 The rib pattern of FIG. 2 consists of two semicircular ribs 328 that are concentric with the central aperture 24. Gaps or channels 330 are defined between adjacent ends of the semicircular ribs 328.
 The pattern illustrated in FIG. 3 is three radial ribs 428 with three gaps or channels 430 defined between the ends of adjacent ribs 428. The ribs 428 are concentric with the central aperture 24. The rib pattern in FIG. 4 is similar to the pattern of FIG. 3 but with four radial ribs 528 concentric with the central aperture 24 and defming gaps or channels 530. Similarly, in FIG. 5 there is illustrated a pattern of six radial ribs 628 ad six gaps or channels 630 all concentric with the central aperture 24.
 The end cap 12 in FIG. 6 differs from the end caps 12 of FIGS. 1-5 in that there is a pattern of six spherical ribs 728 with gaps or channels 730 defined between the spherical ribs 728.
 The pattern in FIG. 7 is similar to the pattern in FIG. 1 except the pattern in FIG. 7 includes four radial ribs 828 with four gaps or channels 830.
FIG. 8 is an isometric illustration of the end cap 12 of FIG. 1 shown separately and detached from the lancing device 10. The end cap 12 of FIG. 9 is similar to the end cap of FIG. 7 except the four ribs 1028 are S shaped and define gaps or channels 1030 between adjacent ribs 1028. Similarly, the pattern of FIG. 10 includes six S shaped ribs 1128 and six channels 1130.
 Another variation of the rib pattern is illustrated in FIG. 11. This pattern includes six T shaped ribs 1228 with six channels 1230.

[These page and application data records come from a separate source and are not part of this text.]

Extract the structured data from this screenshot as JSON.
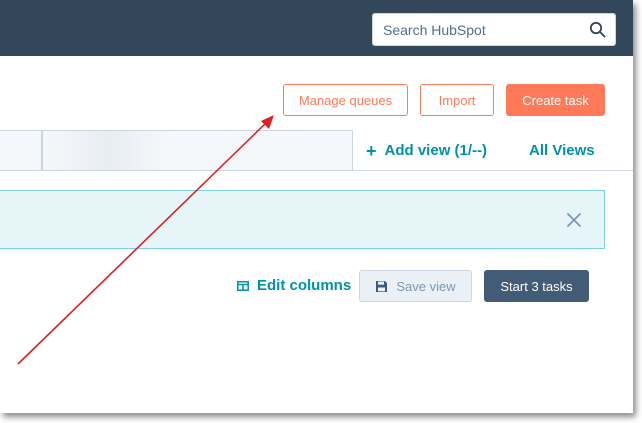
{
  "header": {
    "search": {
      "placeholder": "Search HubSpot",
      "icon": "search-icon"
    }
  },
  "actions": {
    "manage_queues": "Manage queues",
    "import": "Import",
    "create_task": "Create task"
  },
  "tabs": {
    "add_view": "Add view (1/--)",
    "all_views": "All Views"
  },
  "toolbar": {
    "edit_columns": "Edit columns",
    "save_view": "Save view",
    "start_tasks": "Start 3 tasks"
  },
  "colors": {
    "nav_bg": "#33475b",
    "accent_orange": "#ff7a59",
    "link_teal": "#0091ae",
    "banner_bg": "#e5f5f8",
    "start_button": "#425b76",
    "annotation_arrow": "#e02020"
  }
}
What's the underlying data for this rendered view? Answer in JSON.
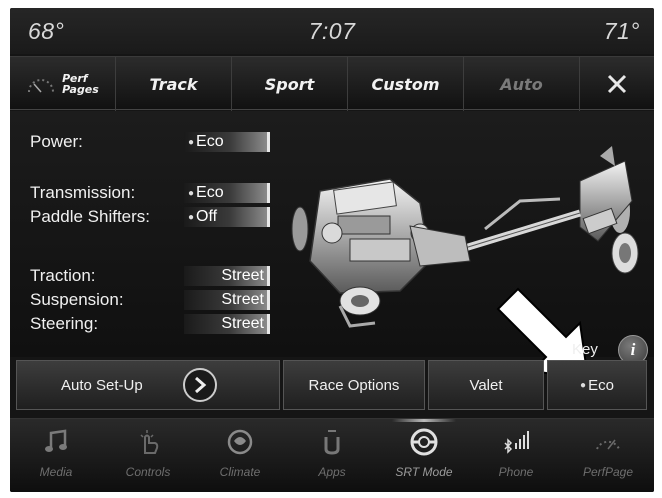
{
  "status": {
    "temp_left": "68°",
    "clock": "7:07",
    "temp_right": "71°"
  },
  "tabs": {
    "perf_line1": "Perf",
    "perf_line2": "Pages",
    "track": "Track",
    "sport": "Sport",
    "custom": "Custom",
    "auto": "Auto",
    "close_icon": "close-x-icon"
  },
  "settings": [
    {
      "label": "Power:",
      "value": "Eco"
    },
    {
      "label": "Transmission:",
      "value": "Eco"
    },
    {
      "label": "Paddle Shifters:",
      "value": "Off"
    },
    {
      "label": "Traction:",
      "value": "Street"
    },
    {
      "label": "Suspension:",
      "value": "Street"
    },
    {
      "label": "Steering:",
      "value": "Street"
    }
  ],
  "key": {
    "label": "Key",
    "info": "i"
  },
  "buttons": {
    "auto_setup": "Auto Set-Up",
    "race_options": "Race Options",
    "valet": "Valet",
    "eco": "Eco"
  },
  "nav": [
    {
      "label": "Media",
      "icon": "music-note-icon"
    },
    {
      "label": "Controls",
      "icon": "hand-touch-icon"
    },
    {
      "label": "Climate",
      "icon": "climate-icon"
    },
    {
      "label": "Apps",
      "icon": "apps-icon"
    },
    {
      "label": "SRT Mode",
      "icon": "steering-wheel-icon",
      "active": true
    },
    {
      "label": "Phone",
      "icon": "bluetooth-signal-icon"
    },
    {
      "label": "PerfPage",
      "icon": "gauge-icon"
    }
  ]
}
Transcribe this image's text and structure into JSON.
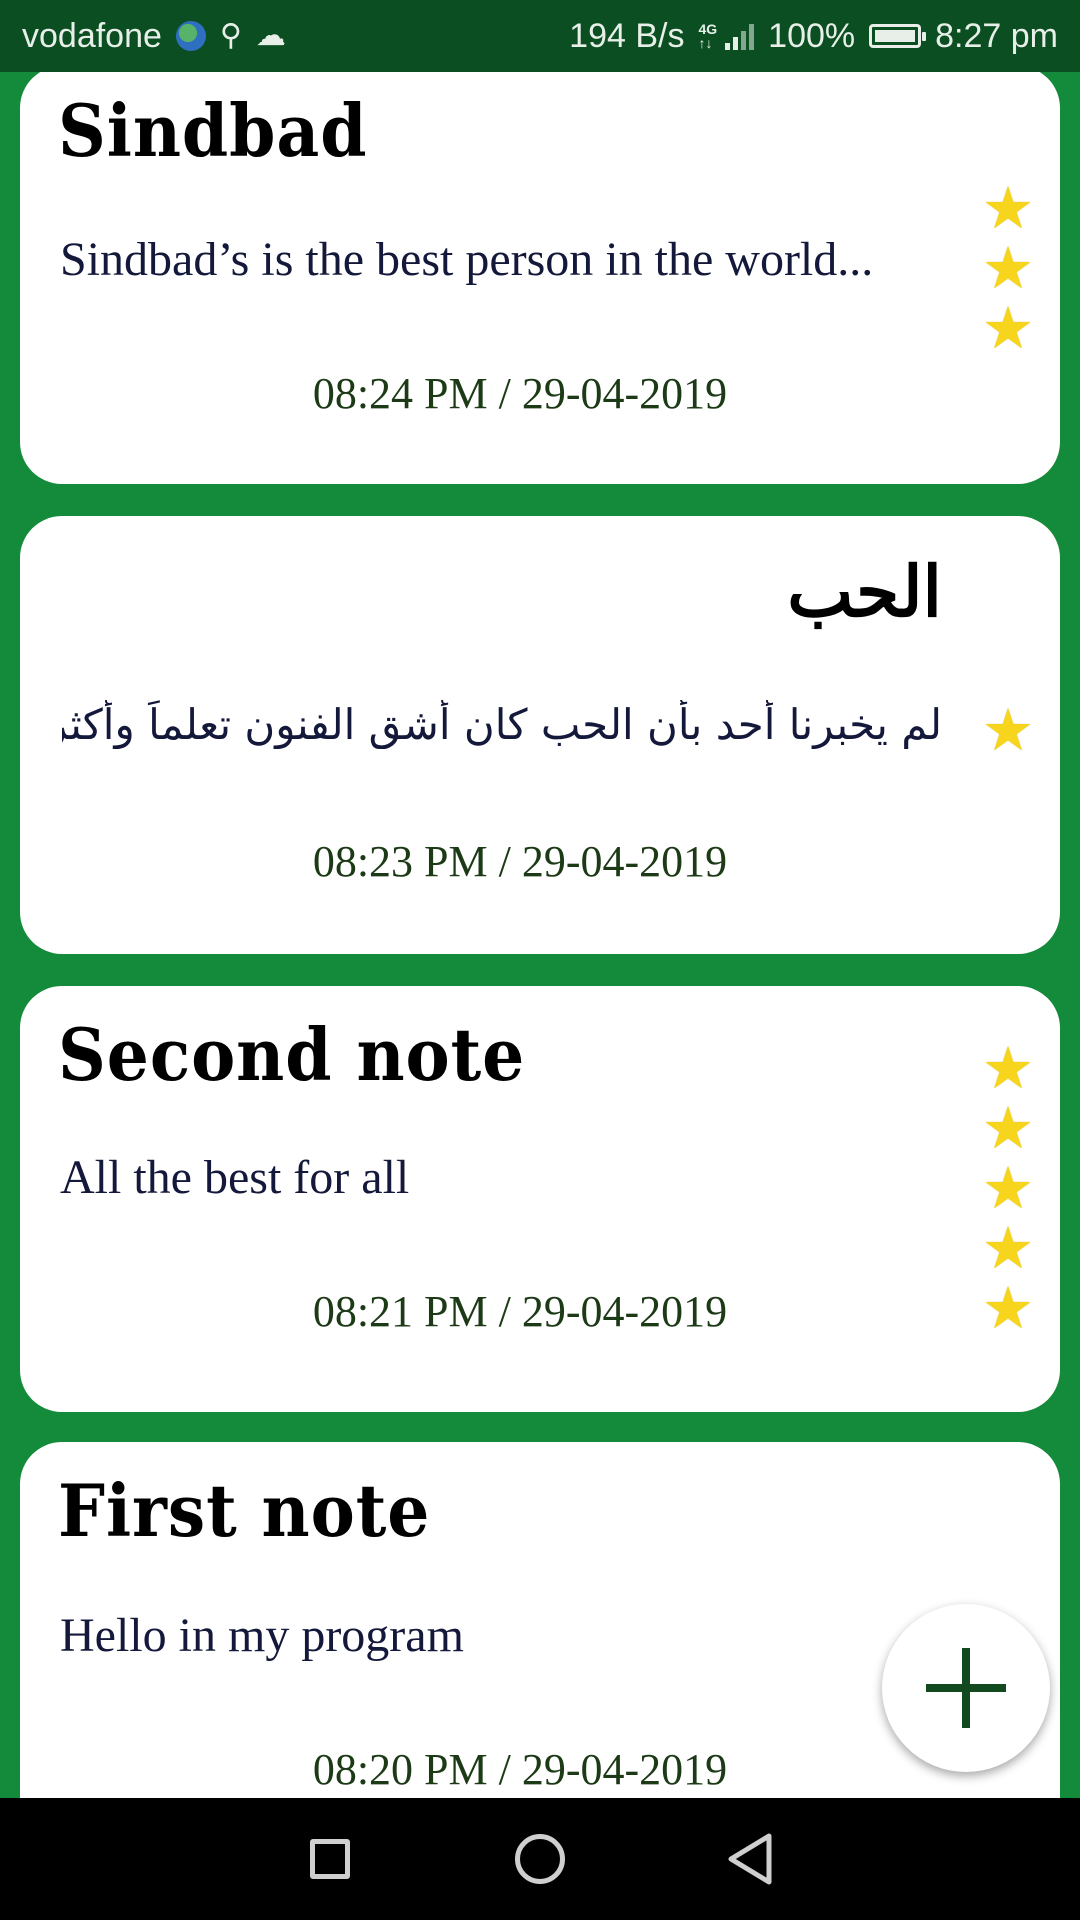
{
  "status_bar": {
    "carrier": "vodafone",
    "net_speed": "194 B/s",
    "net_gen_top": "4G",
    "net_gen_bottom": "↑↓",
    "battery": "100%",
    "time": "8:27 pm"
  },
  "notes": [
    {
      "title": "Sindbad",
      "body": "Sindbad’s is the best person in the world...",
      "date": "08:24 PM / 29-04-2019",
      "stars": 3
    },
    {
      "title": "الحب",
      "body": "لم يخبرنا أحد بأن الحب كان أشق الفنون تعلماً وأكثرها تأ...",
      "date": "08:23 PM / 29-04-2019",
      "stars": 1
    },
    {
      "title": "Second  note",
      "body": "All the best for all",
      "date": "08:21 PM / 29-04-2019",
      "stars": 5
    },
    {
      "title": "First  note",
      "body": "Hello in my program",
      "date": "08:20 PM / 29-04-2019",
      "stars": 0
    }
  ],
  "icons": {
    "star": "★",
    "fab": "plus-icon",
    "usb": "usb-icon",
    "cloud": "cloud-icon"
  },
  "colors": {
    "background": "#138b3b",
    "status_bar": "#0a4e22",
    "star": "#f6d51c",
    "fab_plus": "#12491f"
  }
}
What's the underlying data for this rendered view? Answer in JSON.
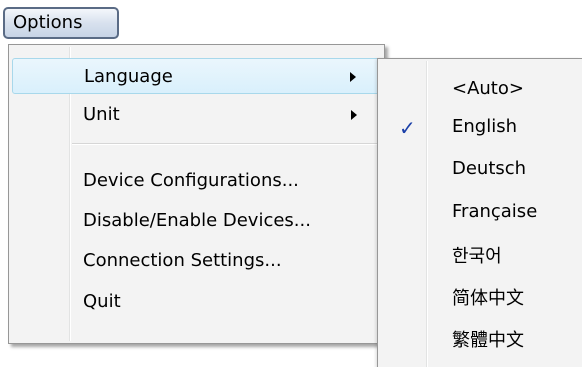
{
  "menubar": {
    "options_label": "Options"
  },
  "main_menu": {
    "items": [
      {
        "label": "Language",
        "submenu": true,
        "highlighted": true
      },
      {
        "label": "Unit",
        "submenu": true
      },
      {
        "label": "Device Configurations..."
      },
      {
        "label": "Disable/Enable Devices..."
      },
      {
        "label": "Connection Settings..."
      },
      {
        "label": "Quit"
      }
    ]
  },
  "language_menu": {
    "items": [
      {
        "label": "<Auto>"
      },
      {
        "label": "English",
        "checked": true
      },
      {
        "label": "Deutsch"
      },
      {
        "label": "Française"
      },
      {
        "label": "한국어"
      },
      {
        "label": "简体中文"
      },
      {
        "label": "繁體中文"
      }
    ],
    "check_glyph": "✓"
  }
}
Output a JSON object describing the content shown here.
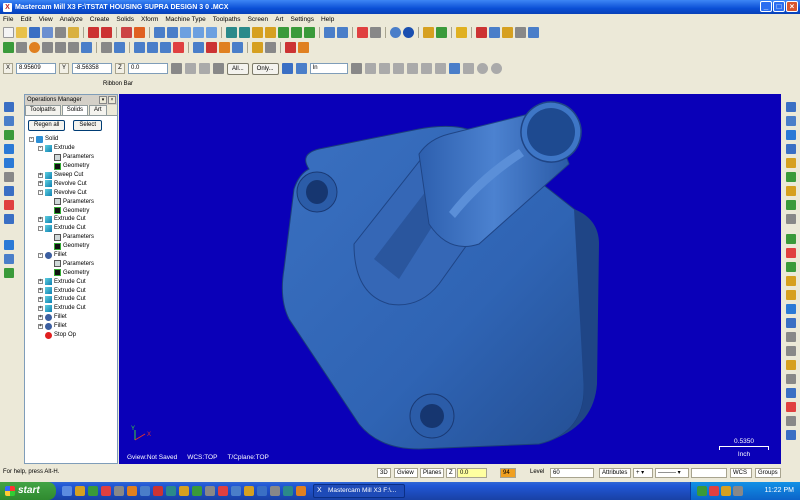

 While the invention is susceptible to various modifications and alternative forms, specific embodiments thereof have been shown by way of example in the drawings and herein described in detail. It should be understood, however, that it is not intended to limit the invention to the particular forms disclosed, but on the contrary, the intention is to cover all modifications, equivalents, and alternatives falling within the spirit and scope of the invention as defined by the appended claims.